Two locations say the sensor needs to be replaced. Something, they suggest, we can do ourselves.
But when we push for more help, one points us to the wrong location under the hood.
AAMCO Employee: “Check if it's disconnected. It's right by the air cleaner, where you put the air filter in.”
I-Team Producer: “It's near the air filter?”
AAMCO Employee: “Yea, air filter.”
At a Delaware shop, we're told the specific problem could be hard to pinpoint.
AAMCO Employee: "When people ask me, ‘Well, I got this code, what's wrong with it?’ I actually have no idea."
That doesn't keep him from offering a wrong solution - at a charge of $200.
AAMCO Employee: "It's probably just a matter of cleaning the upper intake manifold."
The estimate is even higher at a Virginia AAMCO.
AAMCO Employee: "Your intake air temperature sensor is bad."
I-Team Producer: "What are we looking at on that?”
AAMCO Employee: “$225.”
I-Team Producer: “$225?"
Jim Parks says, “To immediately condemn the sensor is just jumping the gun."

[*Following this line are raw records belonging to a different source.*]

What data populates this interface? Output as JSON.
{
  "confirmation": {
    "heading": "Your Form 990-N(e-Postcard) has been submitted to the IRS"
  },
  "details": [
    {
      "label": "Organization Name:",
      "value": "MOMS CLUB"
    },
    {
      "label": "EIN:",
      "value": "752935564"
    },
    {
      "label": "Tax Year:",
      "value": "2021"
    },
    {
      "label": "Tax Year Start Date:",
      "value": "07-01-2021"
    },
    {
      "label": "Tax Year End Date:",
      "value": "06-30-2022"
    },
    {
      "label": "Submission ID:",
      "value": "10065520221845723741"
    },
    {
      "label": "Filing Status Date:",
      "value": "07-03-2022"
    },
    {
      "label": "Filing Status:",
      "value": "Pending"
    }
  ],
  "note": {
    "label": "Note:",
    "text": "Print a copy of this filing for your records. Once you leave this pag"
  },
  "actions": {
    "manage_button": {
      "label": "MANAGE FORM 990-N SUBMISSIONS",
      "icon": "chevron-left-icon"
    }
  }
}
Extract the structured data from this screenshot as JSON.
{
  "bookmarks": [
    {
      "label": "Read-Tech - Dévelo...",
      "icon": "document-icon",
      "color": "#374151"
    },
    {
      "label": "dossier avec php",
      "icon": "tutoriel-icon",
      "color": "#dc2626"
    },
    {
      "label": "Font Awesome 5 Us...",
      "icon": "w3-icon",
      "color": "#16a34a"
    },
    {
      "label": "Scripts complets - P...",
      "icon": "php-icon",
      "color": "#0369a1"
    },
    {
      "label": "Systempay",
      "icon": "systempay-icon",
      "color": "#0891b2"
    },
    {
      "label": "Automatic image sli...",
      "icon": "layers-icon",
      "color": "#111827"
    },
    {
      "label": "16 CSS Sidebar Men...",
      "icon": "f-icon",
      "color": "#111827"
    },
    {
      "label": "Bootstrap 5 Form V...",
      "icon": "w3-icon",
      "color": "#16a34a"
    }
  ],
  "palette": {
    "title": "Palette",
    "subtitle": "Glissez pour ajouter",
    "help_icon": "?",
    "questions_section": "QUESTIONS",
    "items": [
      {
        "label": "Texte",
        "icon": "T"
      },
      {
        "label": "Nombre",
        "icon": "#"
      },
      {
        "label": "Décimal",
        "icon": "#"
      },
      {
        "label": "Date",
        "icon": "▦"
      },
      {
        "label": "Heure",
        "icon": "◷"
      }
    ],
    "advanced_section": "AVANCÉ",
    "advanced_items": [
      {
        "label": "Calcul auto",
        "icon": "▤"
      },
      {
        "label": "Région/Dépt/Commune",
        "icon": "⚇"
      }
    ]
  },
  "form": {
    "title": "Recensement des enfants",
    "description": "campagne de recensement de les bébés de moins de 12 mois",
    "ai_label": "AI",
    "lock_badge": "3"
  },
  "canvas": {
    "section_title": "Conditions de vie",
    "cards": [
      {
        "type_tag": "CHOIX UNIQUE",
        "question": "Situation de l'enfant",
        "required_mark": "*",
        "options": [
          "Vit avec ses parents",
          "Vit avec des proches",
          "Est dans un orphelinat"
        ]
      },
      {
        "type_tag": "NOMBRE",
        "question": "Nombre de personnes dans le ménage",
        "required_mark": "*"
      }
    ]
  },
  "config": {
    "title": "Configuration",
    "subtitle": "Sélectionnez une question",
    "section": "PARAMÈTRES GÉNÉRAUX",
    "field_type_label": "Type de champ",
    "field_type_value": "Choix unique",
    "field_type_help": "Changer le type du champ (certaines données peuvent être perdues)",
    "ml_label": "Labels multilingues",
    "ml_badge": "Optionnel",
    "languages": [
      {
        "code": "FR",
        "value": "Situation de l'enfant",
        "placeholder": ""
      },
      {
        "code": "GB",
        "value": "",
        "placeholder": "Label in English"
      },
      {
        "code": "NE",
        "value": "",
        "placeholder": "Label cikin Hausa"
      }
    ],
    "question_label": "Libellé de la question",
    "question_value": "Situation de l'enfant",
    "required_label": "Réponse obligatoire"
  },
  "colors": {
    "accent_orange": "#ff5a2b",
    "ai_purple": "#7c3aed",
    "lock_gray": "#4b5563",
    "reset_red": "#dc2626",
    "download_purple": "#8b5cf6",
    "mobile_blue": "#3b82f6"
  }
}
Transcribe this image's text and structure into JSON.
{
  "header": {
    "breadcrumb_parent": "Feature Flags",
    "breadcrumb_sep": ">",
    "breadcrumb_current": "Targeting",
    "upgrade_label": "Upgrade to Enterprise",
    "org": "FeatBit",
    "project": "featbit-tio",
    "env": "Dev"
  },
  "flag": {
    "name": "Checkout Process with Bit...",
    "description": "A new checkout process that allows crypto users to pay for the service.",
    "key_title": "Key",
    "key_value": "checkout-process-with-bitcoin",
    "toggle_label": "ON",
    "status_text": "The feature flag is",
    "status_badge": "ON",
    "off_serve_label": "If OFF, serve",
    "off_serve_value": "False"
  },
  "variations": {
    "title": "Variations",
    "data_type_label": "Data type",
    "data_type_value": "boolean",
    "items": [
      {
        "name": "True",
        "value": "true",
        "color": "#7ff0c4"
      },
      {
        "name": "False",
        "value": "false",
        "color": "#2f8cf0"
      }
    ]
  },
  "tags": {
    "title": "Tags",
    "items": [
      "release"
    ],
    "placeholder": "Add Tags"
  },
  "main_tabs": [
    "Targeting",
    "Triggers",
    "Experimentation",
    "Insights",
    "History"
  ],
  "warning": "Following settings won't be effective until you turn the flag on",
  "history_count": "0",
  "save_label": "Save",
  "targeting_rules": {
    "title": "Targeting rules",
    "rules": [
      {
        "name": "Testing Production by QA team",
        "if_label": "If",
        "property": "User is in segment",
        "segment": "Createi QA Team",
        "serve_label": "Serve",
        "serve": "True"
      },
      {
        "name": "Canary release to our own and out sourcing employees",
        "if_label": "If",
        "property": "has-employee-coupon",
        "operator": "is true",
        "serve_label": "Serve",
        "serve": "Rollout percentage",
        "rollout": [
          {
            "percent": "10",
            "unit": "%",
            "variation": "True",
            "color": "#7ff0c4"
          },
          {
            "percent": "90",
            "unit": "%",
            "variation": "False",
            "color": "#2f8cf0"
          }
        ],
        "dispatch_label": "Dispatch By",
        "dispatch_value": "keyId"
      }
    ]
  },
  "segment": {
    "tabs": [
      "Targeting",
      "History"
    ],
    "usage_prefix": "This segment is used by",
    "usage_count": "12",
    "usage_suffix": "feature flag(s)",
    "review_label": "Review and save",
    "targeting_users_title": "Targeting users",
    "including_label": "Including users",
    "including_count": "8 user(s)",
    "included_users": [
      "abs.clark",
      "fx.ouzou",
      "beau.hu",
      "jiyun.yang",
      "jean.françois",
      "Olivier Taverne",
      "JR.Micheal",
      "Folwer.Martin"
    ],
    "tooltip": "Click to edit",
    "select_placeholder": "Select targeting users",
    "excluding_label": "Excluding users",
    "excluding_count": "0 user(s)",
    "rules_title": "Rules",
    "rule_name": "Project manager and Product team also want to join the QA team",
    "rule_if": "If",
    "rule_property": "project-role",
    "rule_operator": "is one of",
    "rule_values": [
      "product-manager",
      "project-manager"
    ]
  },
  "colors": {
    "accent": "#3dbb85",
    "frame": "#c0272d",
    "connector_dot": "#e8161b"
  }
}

Parks rechecks the car after each visit and confirms there's nothing wrong with the IAT sensor. He says had any of the shops lifted the hood, they would have likely found the cut wire.
He estimates that even if we did have to replace that sensor, it generally should cost less than $140, including parts and labor.
"I guess if it were me and I did that free scan, I would at least open the hood,” Parks says. “Because if the sensor had just come unplugged and you plugged that back in, you're a hero. It hasn't cost you anything, hasn't cost the consumer anything, and the next time they do need some significant work they will keep you in mind."
We move on to the AAMCO in Randallstown, Md., where they do look under the hood - but only after we agree to pay $45.
They spot the wire and tell us they can fix it - and the sensor - for $300. That’s more than double what our expert estimates it should cost. An employee also warns us the car could shut down if we don't do something.
The owner of the Randallstown shop wrote the News4 I-Team, saying he believes "all of our interactions with your shopper were proper and in accordance with the check engine light for free offer" and that "we also recommended replacing the sensor because, in our opinion, there was reason to believe that the sensor might have been affected by the damage we found."
Our last stop is the AAMCO on Howard Street in Baltimore.
The sign out front advertises that "free check." But it's a different story inside, where we're told we'll have to pay $49.99, which would go towards any future repairs.
Curious to see what would happen, we agree.
Our camera catches an employee rifling through our middle console, unlocking our glove compartment and even using our car to pick up a part for another vehicle.
Once inside the garage, the worker spends less than three minutes under the hood, never in the location of the IAT sensor.
Still, the shop says it needs to be replaced for $200.
The owner of the shop tells AAMCO’s corporate headquarters that despite that sign outside, he does not "participate in the promotional ‘free check’ because of the high incidence of such requests.” He says, "The individual who recommended the sensor replacement is no longer employed there." So, he's "been unable to confirm his reasoning behind that recommendation." The owner says he "is confident, however, that the problem would have been corrected if your shopper had authorized the repair."
But he did offer to give us a refund.
In the end, only one AAMCO we visited actually found the specific problem - that cut wire - and fixed it for less than $100.
A spokesperson for AAMCO tells the News4 I-Team the shops we tested "identified the correct code error" and that "the problem would have been fixed if the repair, and its costs, were authorized."
But AAMCO says, "If even one AAMCO center customer experiences something different, we want to make things right."
He says that's why the company decided to pull the promotion and retrain all franchisee shops.
The "very few AAMCO franchise owners that fail to deal honestly with customers are held accountable."